I was raised as a Christian, low key but weekly church and we sang in the choir. Mr H was brought up with a similar background but probably ducked out earlier than me. In fact I met him at a Christian Arts Festival, he was there for the music and I was there for.... I'm not actually sure. I started going with my brother and sister in my teens, and I suppose we also went mainly for the music, and it was a 'safe' festival to go to. It was just something I did.
In my twenties, after I was married, I stopped going to church except at Christmas. Now I don't even go then because I don't want to be one of those people who only goes to church at Christmas. Mr H and I didn't have much in common with the people our age at church; instead we'd go out somewhere, to the sea or the forest, because we didn't believe that God's presence was restricted to a stone building. .
Over the last few years, both Mr H have realised separately that we're not really sure what we believe in.. Is that age? or education? or just that we've both become more questioning of things that were previously taken for granted?
Everyone believes that their religion is the 'right' one (although so many of them overlap), but now I don't know if it is. I feel a bit as though I was brought up being told that Ford was the only make of car, but no-one gave me the opportunity to test drive any of the other makes. I'm not saying I don't want a car at all but in this enlightened age who has the right to tell me it has to be a Ford. I also don't like the idea that the car manufacturer is responsible for everything, including filling the tank with fuel when required (if you can't keep up with the metaphor, I'm talking about taking responsibility for ourselves, our actions and what happens in our lives instead of relying on Somebody to sort it all for us).

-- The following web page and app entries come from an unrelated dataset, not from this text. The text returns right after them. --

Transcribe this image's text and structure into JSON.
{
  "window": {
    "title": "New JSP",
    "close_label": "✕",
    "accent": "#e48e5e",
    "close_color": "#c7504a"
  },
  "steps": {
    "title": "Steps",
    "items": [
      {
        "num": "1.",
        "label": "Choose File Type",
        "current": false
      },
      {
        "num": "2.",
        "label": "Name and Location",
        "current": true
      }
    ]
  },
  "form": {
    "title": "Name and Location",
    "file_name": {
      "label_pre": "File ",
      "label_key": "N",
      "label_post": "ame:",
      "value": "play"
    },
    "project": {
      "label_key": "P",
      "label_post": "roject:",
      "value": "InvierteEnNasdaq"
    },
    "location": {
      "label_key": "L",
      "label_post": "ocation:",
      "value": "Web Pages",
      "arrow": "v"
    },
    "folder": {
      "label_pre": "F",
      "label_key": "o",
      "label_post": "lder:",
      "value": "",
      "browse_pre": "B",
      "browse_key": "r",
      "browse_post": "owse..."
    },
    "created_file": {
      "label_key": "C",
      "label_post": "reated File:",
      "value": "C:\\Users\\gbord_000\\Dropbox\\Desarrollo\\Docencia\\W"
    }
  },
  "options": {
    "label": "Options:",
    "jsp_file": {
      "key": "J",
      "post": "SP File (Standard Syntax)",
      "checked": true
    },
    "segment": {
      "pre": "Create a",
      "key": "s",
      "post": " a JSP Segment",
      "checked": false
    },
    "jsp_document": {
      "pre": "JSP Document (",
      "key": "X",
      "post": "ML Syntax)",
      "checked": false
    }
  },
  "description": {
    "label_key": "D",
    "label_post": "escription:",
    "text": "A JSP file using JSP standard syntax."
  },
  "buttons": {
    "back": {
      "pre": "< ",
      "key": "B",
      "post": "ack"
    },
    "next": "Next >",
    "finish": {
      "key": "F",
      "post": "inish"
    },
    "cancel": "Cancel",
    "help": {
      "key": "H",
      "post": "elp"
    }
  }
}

Ford: "Any colour so long as it's black"
Today, as I considered for half a second that I might go to church, I checked myself. Why did I think I might go? I realised it was because I thought I ought to be thinking that I should go. Not a good reason.
Then I started thinking about the afterlife, eternal life, eternal damnation, and how some people spend their whole lives worrying about it. I realised that right here and now I'm not bothered about the afterlife, I'm quite satisfied with the present life. We think about the past and the future far too much as it is, and thinking beyond death too regularly seems to me to be.. well, odd. I suppose that the reason is that this earthly life is supposed to be just a stepping stone. But what if this turns out to be it? All of it? I'm not saying that everyone should go out and party and get hammered every night. I'm just saying that I prefer to make the most of the here and now,
And if when I die I get a shake of the head at Heaven's door, well I'll just have to take responsibility for that.